Component data from apps and pages
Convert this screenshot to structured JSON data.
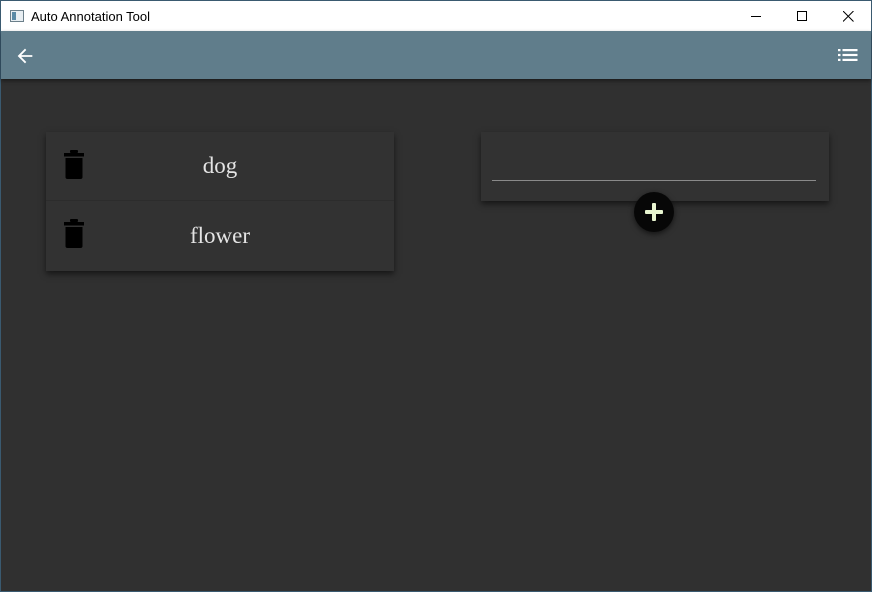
{
  "window": {
    "title": "Auto Annotation Tool",
    "controls": [
      "minimize",
      "maximize",
      "close"
    ]
  },
  "appbar": {
    "color": "#607d8b",
    "left_icon": "arrow-back-icon",
    "right_icon": "format-list-icon"
  },
  "labels": {
    "items": [
      {
        "name": "dog",
        "icon": "trash-icon"
      },
      {
        "name": "flower",
        "icon": "trash-icon"
      }
    ]
  },
  "new_label": {
    "value": "",
    "placeholder": ""
  },
  "add_button": {
    "icon": "plus-icon",
    "accent": "#e8f5d0"
  },
  "colors": {
    "background": "#303030",
    "card": "#323232"
  }
}
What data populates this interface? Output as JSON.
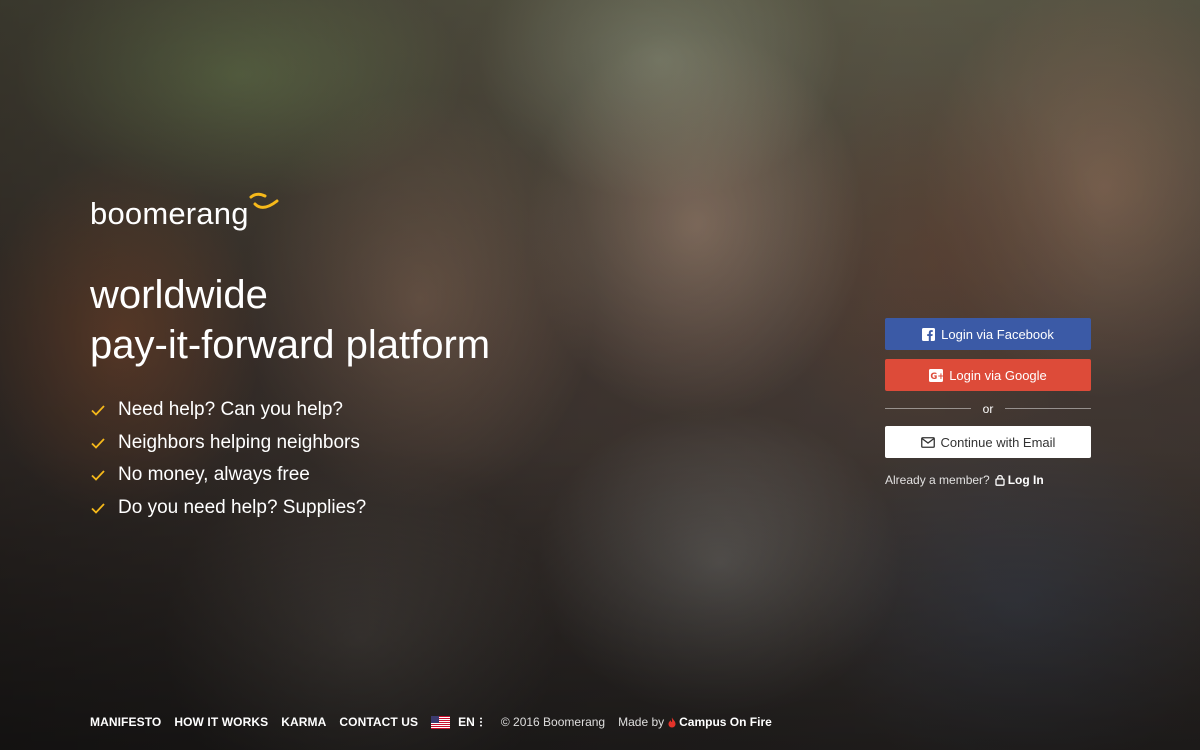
{
  "brand": {
    "name": "boomerang",
    "mark_color": "#f6b91a"
  },
  "hero": {
    "headline_line1": "worldwide",
    "headline_line2": "pay-it-forward platform",
    "features": [
      "Need help? Can you help?",
      "Neighbors helping neighbors",
      "No money, always free",
      "Do you need help? Supplies?"
    ],
    "check_color": "#f6b91a"
  },
  "auth": {
    "facebook_label": "Login via Facebook",
    "google_label": "Login via Google",
    "or_label": "or",
    "email_label": "Continue with Email",
    "already_member": "Already a member?",
    "login_label": "Log In",
    "facebook_color": "#3b5aa6",
    "google_color": "#dd4b39"
  },
  "footer": {
    "nav": [
      "MANIFESTO",
      "HOW IT WORKS",
      "KARMA",
      "CONTACT US"
    ],
    "language": "EN",
    "copyright": "© 2016 Boomerang",
    "made_by": "Made by",
    "maker": "Campus On Fire",
    "maker_icon_color": "#e5332a"
  },
  "icons": [
    "boomerang-logo-icon",
    "check-icon",
    "facebook-icon",
    "google-plus-icon",
    "mail-icon",
    "lock-icon",
    "us-flag-icon",
    "more-vertical-icon",
    "flame-icon"
  ]
}
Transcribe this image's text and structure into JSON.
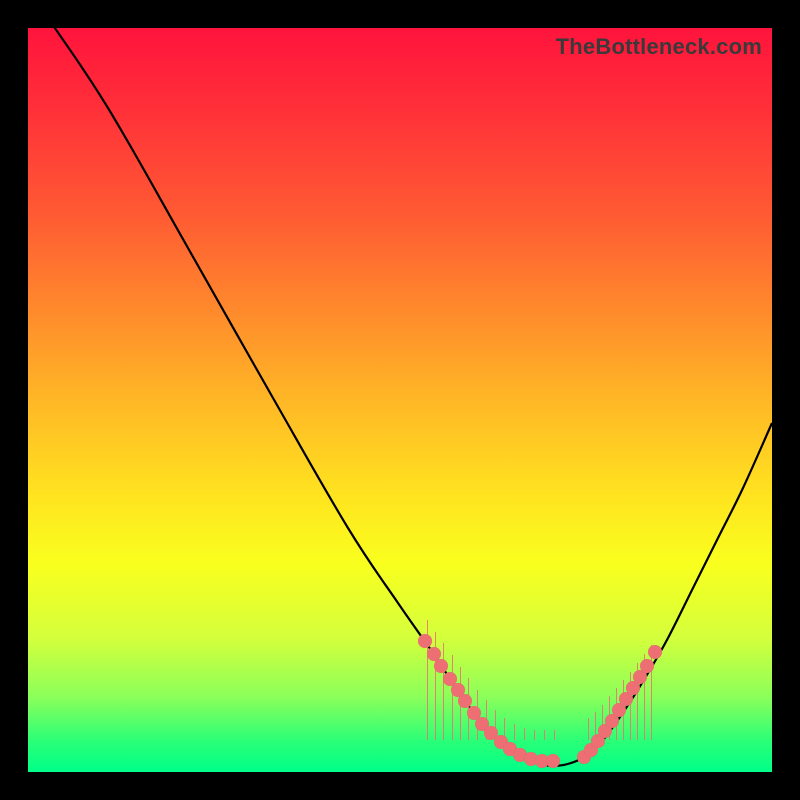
{
  "watermark": "TheBottleneck.com",
  "chart_data": {
    "type": "line",
    "title": "",
    "xlabel": "",
    "ylabel": "",
    "xlim": [
      0,
      744
    ],
    "ylim": [
      0,
      744
    ],
    "curve_points": [
      [
        20,
        -10
      ],
      [
        80,
        80
      ],
      [
        160,
        220
      ],
      [
        245,
        370
      ],
      [
        320,
        500
      ],
      [
        370,
        575
      ],
      [
        405,
        625
      ],
      [
        428,
        660
      ],
      [
        450,
        690
      ],
      [
        475,
        715
      ],
      [
        500,
        730
      ],
      [
        525,
        738
      ],
      [
        555,
        730
      ],
      [
        575,
        712
      ],
      [
        600,
        677
      ],
      [
        620,
        645
      ],
      [
        640,
        610
      ],
      [
        665,
        560
      ],
      [
        690,
        510
      ],
      [
        715,
        460
      ],
      [
        744,
        395
      ]
    ],
    "left_marker_points": [
      [
        397,
        613
      ],
      [
        406,
        626
      ],
      [
        413,
        638
      ],
      [
        422,
        651
      ],
      [
        430,
        662
      ],
      [
        437,
        673
      ],
      [
        446,
        685
      ],
      [
        454,
        696
      ],
      [
        463,
        705
      ],
      [
        473,
        714
      ],
      [
        482,
        721
      ],
      [
        492,
        727
      ],
      [
        503,
        731
      ],
      [
        514,
        733
      ],
      [
        525,
        733
      ]
    ],
    "right_marker_points": [
      [
        556,
        729
      ],
      [
        563,
        722
      ],
      [
        570,
        713
      ],
      [
        577,
        703
      ],
      [
        584,
        693
      ],
      [
        591,
        682
      ],
      [
        598,
        671
      ],
      [
        605,
        660
      ],
      [
        612,
        649
      ],
      [
        619,
        638
      ],
      [
        627,
        624
      ]
    ],
    "right_ticks": [
      {
        "x": 560,
        "h": 22
      },
      {
        "x": 567,
        "h": 28
      },
      {
        "x": 574,
        "h": 35
      },
      {
        "x": 581,
        "h": 44
      },
      {
        "x": 588,
        "h": 52
      },
      {
        "x": 595,
        "h": 60
      },
      {
        "x": 602,
        "h": 68
      },
      {
        "x": 609,
        "h": 77
      },
      {
        "x": 616,
        "h": 86
      },
      {
        "x": 623,
        "h": 95
      }
    ],
    "left_ticks": [
      {
        "x": 399,
        "h": 120
      },
      {
        "x": 407,
        "h": 108
      },
      {
        "x": 415,
        "h": 97
      },
      {
        "x": 424,
        "h": 85
      },
      {
        "x": 432,
        "h": 73
      },
      {
        "x": 440,
        "h": 62
      },
      {
        "x": 449,
        "h": 50
      },
      {
        "x": 458,
        "h": 40
      },
      {
        "x": 467,
        "h": 30
      },
      {
        "x": 476,
        "h": 22
      },
      {
        "x": 486,
        "h": 16
      },
      {
        "x": 496,
        "h": 12
      },
      {
        "x": 506,
        "h": 10
      },
      {
        "x": 516,
        "h": 10
      },
      {
        "x": 526,
        "h": 10
      }
    ]
  }
}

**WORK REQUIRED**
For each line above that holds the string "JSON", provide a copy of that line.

**FINISHED TASK**
Convert this screenshot to structured JSON data.
What data populates this interface? Output as JSON.
Transcribe this image's text and structure into JSON.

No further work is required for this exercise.